AIM OF THE EXERCISE
Search the records for the string "this". Copy each line where it occurs.

___ DATA FOR PROCESSING

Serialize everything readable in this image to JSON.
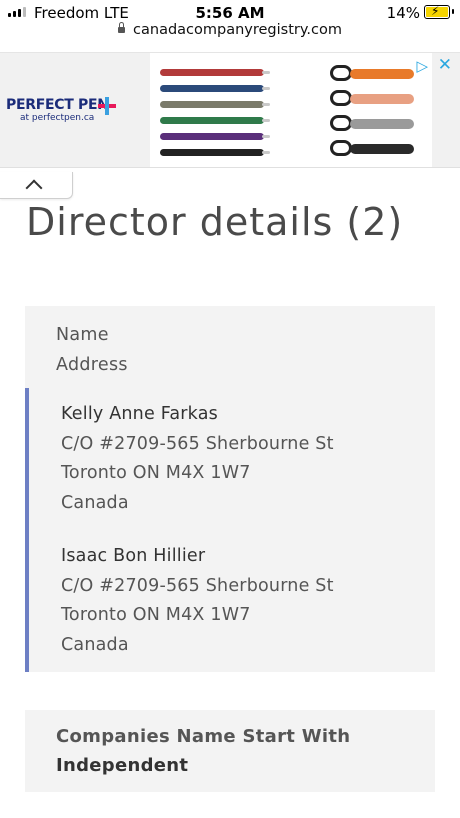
{
  "status_bar": {
    "carrier": "Freedom  LTE",
    "time": "5:56 AM",
    "battery_percent": "14%",
    "battery_level": 0.14,
    "icons": [
      "signal-bars-icon",
      "battery-charging-icon"
    ]
  },
  "browser": {
    "url": "canadacompanyregistry.com",
    "lock_icon": "lock-icon"
  },
  "ad": {
    "brand": "PERFECT PEN",
    "brand_sub": "at perfectpen.ca",
    "pen_colors": [
      "#b23a3a",
      "#2b4a7a",
      "#7a7a6a",
      "#2f7a4a",
      "#5a2f7a",
      "#222222"
    ],
    "carabiner_colors": [
      "#e87a2a",
      "#e8a082",
      "#9a9a9a",
      "#2a2a2a"
    ],
    "choices_icon": "ad-choices-icon",
    "close_icon": "close-icon"
  },
  "collapse": {
    "icon": "chevron-up-icon"
  },
  "page": {
    "title": "Director details (2)"
  },
  "directors_card": {
    "header": [
      "Name",
      "Address"
    ],
    "accent_color": "#6d7fc4",
    "directors": [
      {
        "name": "Kelly Anne Farkas",
        "address_lines": [
          "C/O #2709-565 Sherbourne St",
          "Toronto ON M4X 1W7",
          "Canada"
        ]
      },
      {
        "name": "Isaac Bon Hillier",
        "address_lines": [
          "C/O #2709-565 Sherbourne St",
          "Toronto ON M4X 1W7",
          "Canada"
        ]
      }
    ]
  },
  "companies_card": {
    "label": "Companies Name Start With",
    "value": "Independent"
  }
}
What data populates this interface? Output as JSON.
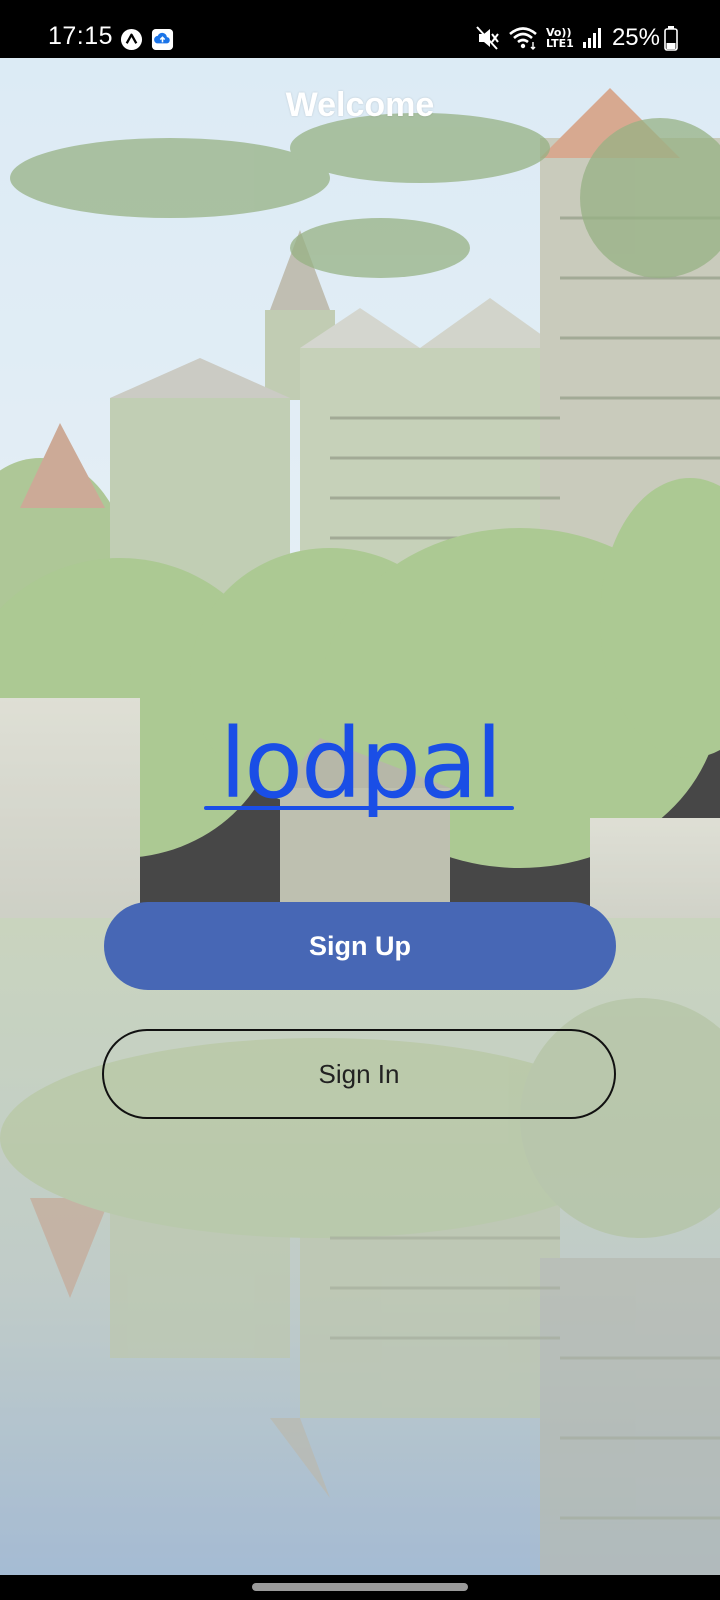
{
  "status_bar": {
    "time": "17:15",
    "battery": "25%",
    "network_label": "Vo)) LTE1",
    "notification_icons": [
      "a-circle-icon",
      "cloud-upload-icon"
    ],
    "right_icons": [
      "mute-icon",
      "wifi-icon",
      "signal-icon",
      "battery-icon"
    ]
  },
  "page": {
    "title": "Welcome",
    "logo_text": "lodpal"
  },
  "actions": {
    "sign_up_label": "Sign Up",
    "sign_in_label": "Sign In"
  },
  "colors": {
    "primary_button": "#4767b5",
    "logo": "#1a4ee6",
    "title_text": "#ffffff"
  }
}
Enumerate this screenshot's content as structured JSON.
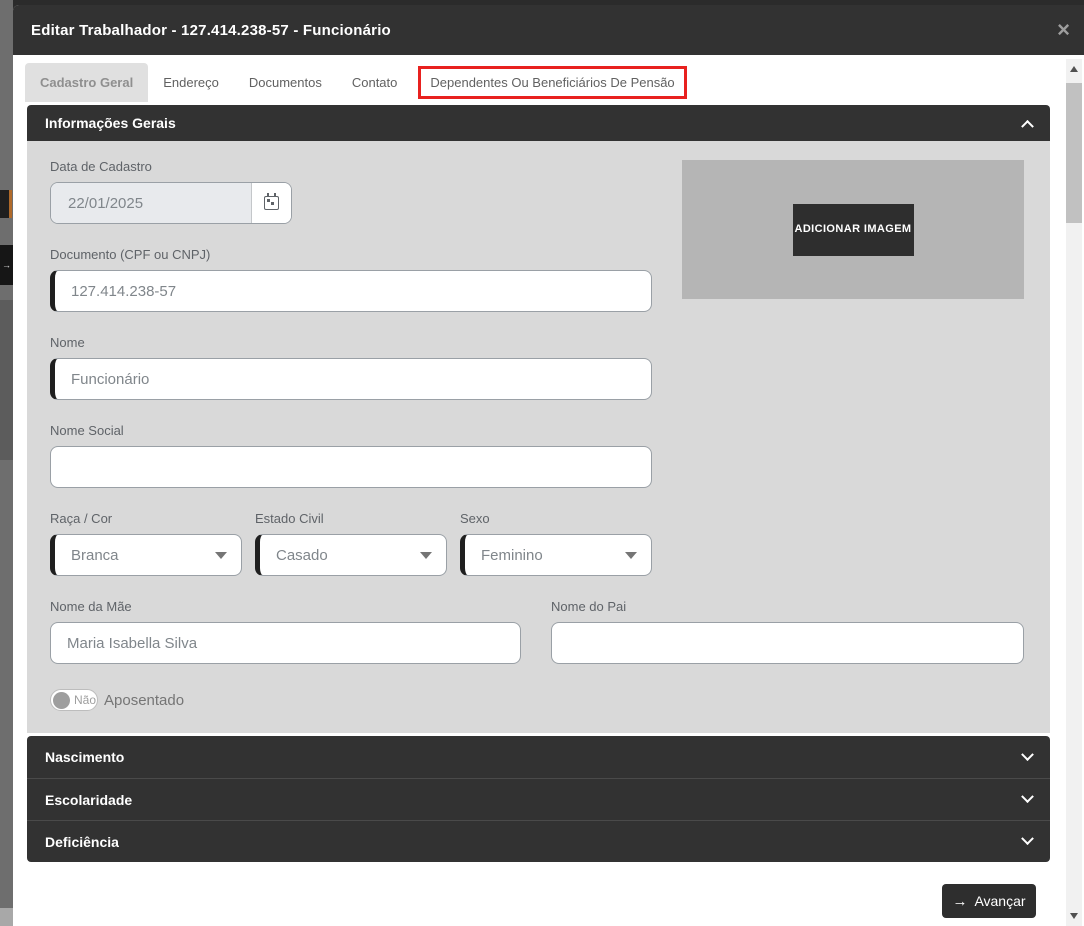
{
  "window": {
    "title": "Editar Trabalhador - 127.414.238-57 - Funcionário",
    "close_icon": "×"
  },
  "tabs": [
    {
      "label": "Cadastro Geral",
      "active": true
    },
    {
      "label": "Endereço",
      "active": false
    },
    {
      "label": "Documentos",
      "active": false
    },
    {
      "label": "Contato",
      "active": false
    },
    {
      "label": "Dependentes Ou Beneficiários De Pensão",
      "active": false,
      "highlighted": true
    }
  ],
  "annotation": {
    "type": "red-highlight-box",
    "target": "Dependentes Ou Beneficiários De Pensão",
    "color": "#e8211f"
  },
  "sections": [
    {
      "title": "Informações Gerais",
      "state": "expanded"
    },
    {
      "title": "Nascimento",
      "state": "collapsed"
    },
    {
      "title": "Escolaridade",
      "state": "collapsed"
    },
    {
      "title": "Deficiência",
      "state": "collapsed"
    }
  ],
  "form": {
    "data_cadastro": {
      "label": "Data de Cadastro",
      "value": "22/01/2025"
    },
    "documento": {
      "label": "Documento (CPF ou CNPJ)",
      "value": "127.414.238-57"
    },
    "nome": {
      "label": "Nome",
      "value": "Funcionário"
    },
    "nome_social": {
      "label": "Nome Social",
      "value": ""
    },
    "raca_cor": {
      "label": "Raça / Cor",
      "value": "Branca"
    },
    "estado_civil": {
      "label": "Estado Civil",
      "value": "Casado"
    },
    "sexo": {
      "label": "Sexo",
      "value": "Feminino"
    },
    "nome_mae": {
      "label": "Nome da Mãe",
      "value": "Maria Isabella Silva"
    },
    "nome_pai": {
      "label": "Nome do Pai",
      "value": ""
    },
    "aposentado": {
      "label": "Aposentado",
      "toggle_value": "Não",
      "state": "off"
    }
  },
  "image_upload": {
    "button_label": "ADICIONAR IMAGEM"
  },
  "footer": {
    "advance_label": "Avançar",
    "advance_icon": "→"
  },
  "colors": {
    "header_bg": "#323232",
    "panel_bg": "#d9d9d9",
    "annotation_red": "#e8211f",
    "dark_button": "#2e2e2e",
    "image_placeholder": "#b5b5b5",
    "active_tab_bg": "#e0e0e0"
  }
}
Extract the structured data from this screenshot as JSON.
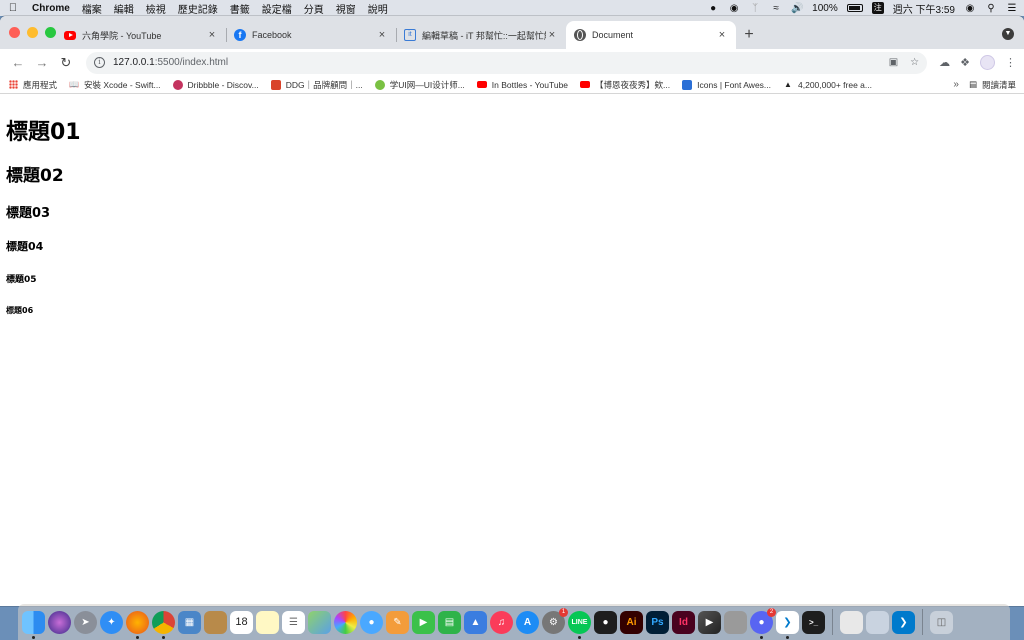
{
  "menubar": {
    "app_name": "Chrome",
    "items": [
      "檔案",
      "編輯",
      "檢視",
      "歷史記錄",
      "書籤",
      "設定檔",
      "分頁",
      "視窗",
      "說明"
    ],
    "battery": "100%",
    "ime_label": "注",
    "clock": "週六 下午3:59"
  },
  "tabs": [
    {
      "title": "六角學院 - YouTube",
      "icon": "youtube-icon"
    },
    {
      "title": "Facebook",
      "icon": "facebook-icon"
    },
    {
      "title": "編輯草稿 - iT 邦幫忙::一起幫忙解決難題",
      "icon": "ithome-icon"
    },
    {
      "title": "Document",
      "icon": "globe-icon",
      "active": true
    }
  ],
  "address": {
    "host": "127.0.0.1",
    "path": ":5500/index.html"
  },
  "bookmarks": [
    {
      "label": "應用程式",
      "icon": "apps-grid-icon"
    },
    {
      "label": "安裝 Xcode - Swift...",
      "icon": "book-icon"
    },
    {
      "label": "Dribbble - Discov...",
      "icon": "dribbble-icon"
    },
    {
      "label": "DDG｜品牌顧問｜...",
      "icon": "ddg-icon"
    },
    {
      "label": "学UI网—UI设计师...",
      "icon": "xueui-icon"
    },
    {
      "label": "In Bottles - YouTube",
      "icon": "youtube-icon"
    },
    {
      "label": "【博恩夜夜秀】欸...",
      "icon": "youtube-icon"
    },
    {
      "label": "Icons | Font Awes...",
      "icon": "fontawesome-icon"
    },
    {
      "label": "4,200,000+ free a...",
      "icon": "freepik-icon"
    }
  ],
  "bookmarks_overflow": "»",
  "reading_list": "閱讀清單",
  "content": {
    "h1": "標題01",
    "h2": "標題02",
    "h3": "標題03",
    "h4": "標題04",
    "h5": "標題05",
    "h6": "標題06"
  },
  "dock": {
    "calendar_day": "18",
    "badges": {
      "settings": "1",
      "discord": "2"
    },
    "labels": {
      "illustrator": "Ai",
      "photoshop": "Ps",
      "indesign": "Id"
    }
  },
  "colors": {
    "youtube": "#ff0000",
    "facebook": "#1877f2",
    "tabstrip": "#dee1e6",
    "omnibox": "#f1f3f4"
  }
}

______

TASK RESULT
Serialize everything readable in this image to JSON.
What data populates this interface? Output as JSON.
Enumerate this screenshot's content as structured JSON.
Extract the structured data from this screenshot as JSON.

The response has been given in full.